**YOUR OBJECTIVE:** When the string "this" occurs in a line of the records, show that line.

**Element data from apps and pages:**
------------------------
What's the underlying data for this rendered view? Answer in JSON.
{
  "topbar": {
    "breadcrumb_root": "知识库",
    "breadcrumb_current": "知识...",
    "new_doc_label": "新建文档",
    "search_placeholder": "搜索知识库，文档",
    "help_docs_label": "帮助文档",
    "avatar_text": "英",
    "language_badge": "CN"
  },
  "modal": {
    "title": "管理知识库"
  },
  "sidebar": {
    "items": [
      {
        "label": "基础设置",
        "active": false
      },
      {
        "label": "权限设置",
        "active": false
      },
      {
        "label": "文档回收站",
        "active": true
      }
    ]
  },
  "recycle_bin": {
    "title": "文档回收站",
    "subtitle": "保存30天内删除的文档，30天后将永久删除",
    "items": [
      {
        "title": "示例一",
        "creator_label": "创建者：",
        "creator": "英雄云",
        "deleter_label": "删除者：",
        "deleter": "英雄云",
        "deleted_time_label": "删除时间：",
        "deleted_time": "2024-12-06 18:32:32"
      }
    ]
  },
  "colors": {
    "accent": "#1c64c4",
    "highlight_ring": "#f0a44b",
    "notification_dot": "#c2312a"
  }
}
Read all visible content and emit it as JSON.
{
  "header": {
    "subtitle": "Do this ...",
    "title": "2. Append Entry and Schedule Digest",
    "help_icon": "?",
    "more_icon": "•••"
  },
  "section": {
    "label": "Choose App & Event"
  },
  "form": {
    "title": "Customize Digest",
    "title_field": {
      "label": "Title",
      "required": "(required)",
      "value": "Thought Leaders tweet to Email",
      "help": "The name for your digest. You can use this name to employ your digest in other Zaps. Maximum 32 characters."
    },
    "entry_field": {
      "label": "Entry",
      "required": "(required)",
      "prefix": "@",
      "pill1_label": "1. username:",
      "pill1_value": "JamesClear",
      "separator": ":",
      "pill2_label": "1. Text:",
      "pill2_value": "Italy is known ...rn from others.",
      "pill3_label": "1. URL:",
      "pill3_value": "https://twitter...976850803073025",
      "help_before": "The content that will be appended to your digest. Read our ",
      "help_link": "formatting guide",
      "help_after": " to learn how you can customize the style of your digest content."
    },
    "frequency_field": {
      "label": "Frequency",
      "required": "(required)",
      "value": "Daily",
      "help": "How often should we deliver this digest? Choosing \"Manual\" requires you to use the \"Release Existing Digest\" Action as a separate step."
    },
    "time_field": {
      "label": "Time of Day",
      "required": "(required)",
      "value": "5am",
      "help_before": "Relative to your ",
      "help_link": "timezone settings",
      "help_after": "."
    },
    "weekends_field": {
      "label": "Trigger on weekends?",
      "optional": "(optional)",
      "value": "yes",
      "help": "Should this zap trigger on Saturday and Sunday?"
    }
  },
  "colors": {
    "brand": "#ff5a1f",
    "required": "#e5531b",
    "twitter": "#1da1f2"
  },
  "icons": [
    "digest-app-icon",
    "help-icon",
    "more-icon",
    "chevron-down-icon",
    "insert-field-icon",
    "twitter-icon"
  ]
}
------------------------
**EXERCISE ANSWER:**
What's the underlying data for this rendered view? Answer in JSON.
    "subtitle": "Do this ...",
      "help": "The name for your digest. You can use this name to employ your digest in other Zaps. Maximum 32 characters."
      "help": "How often should we deliver this digest? Choosing \"Manual\" requires you to use the \"Release Existing Digest\" Action as a separate step."
      "help": "Should this zap trigger on Saturday and Sunday?"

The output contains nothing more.